When we ask questions as coaches, what are we doing? Typically, question-askers appear to be on a fact-finding mission. The question prompts an answer and we have received precisely what we wanted to know. For example, ‘What time does the train leave the station?’ ‘At midday’. Great, I now know what time to be on the platform.
But coaching questions are rarely as simple as that. They invite more than answers. They invite particular ways of thinking. If we ask, ‘When did you last have a good conversation with your colleague?’, we are putting importance on ‘conversation’, suggesting that ‘good’ ones might have special relevance and directing the client’s attention to that area.
When someone asks us what seems like a slightly odd question, we might wonder ‘where are they coming from?’ or in what frame does such a question make sense to the inquirer. That can be both more interesting and more challenging than another possible response, which is to reshape their question into a more familiar one which we can easily answer.
‘How do systems learn?’ was the topic at a recent London gathering of the International Bateson Institute. Nora Bateson led us in an exploration of the ideas of her father, Gregory Bateson, about learning to learn.

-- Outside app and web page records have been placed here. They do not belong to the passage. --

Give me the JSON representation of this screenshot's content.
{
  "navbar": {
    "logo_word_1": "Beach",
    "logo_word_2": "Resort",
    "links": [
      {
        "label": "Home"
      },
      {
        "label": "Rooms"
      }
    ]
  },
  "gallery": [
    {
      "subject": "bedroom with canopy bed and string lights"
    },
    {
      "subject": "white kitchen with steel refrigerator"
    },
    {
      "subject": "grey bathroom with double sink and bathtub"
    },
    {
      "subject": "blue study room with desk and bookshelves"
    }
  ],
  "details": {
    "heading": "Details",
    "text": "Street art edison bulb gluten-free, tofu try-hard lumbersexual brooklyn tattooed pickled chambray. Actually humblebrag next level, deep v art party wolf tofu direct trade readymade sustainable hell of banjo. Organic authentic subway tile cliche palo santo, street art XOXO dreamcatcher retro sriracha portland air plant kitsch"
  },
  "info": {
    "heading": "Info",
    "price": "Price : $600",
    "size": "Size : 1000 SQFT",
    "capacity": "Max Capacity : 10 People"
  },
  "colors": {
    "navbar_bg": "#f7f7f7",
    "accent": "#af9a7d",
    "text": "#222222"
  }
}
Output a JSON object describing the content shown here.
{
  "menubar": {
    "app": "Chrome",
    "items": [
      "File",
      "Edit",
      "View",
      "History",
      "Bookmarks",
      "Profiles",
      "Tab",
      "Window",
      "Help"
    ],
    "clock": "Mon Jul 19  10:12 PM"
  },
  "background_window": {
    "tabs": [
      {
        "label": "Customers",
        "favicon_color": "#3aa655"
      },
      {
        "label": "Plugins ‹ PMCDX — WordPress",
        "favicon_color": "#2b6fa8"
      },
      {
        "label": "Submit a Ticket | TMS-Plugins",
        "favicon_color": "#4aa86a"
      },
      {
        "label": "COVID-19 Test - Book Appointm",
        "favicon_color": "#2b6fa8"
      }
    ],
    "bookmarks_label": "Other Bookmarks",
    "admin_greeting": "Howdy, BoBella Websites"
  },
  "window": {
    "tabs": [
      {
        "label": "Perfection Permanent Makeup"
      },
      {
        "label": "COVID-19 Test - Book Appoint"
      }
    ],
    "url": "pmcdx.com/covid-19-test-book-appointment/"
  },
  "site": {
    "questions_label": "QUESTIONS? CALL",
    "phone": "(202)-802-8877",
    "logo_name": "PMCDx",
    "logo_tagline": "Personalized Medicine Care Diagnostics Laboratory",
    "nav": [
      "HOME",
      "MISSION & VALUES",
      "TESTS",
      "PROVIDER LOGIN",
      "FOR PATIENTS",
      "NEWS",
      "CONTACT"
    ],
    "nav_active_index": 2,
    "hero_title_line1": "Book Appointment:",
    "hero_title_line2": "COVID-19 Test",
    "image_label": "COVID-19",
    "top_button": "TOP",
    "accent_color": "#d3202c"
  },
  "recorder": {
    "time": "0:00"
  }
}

It’s tempting to see learning as the acquisition of knowledge. So it would be possible to accumulate a pile of learning – for example, a stack of books is a pile of learning; the facts you can recall to answer questions during a quiz are components of learning seen in this way.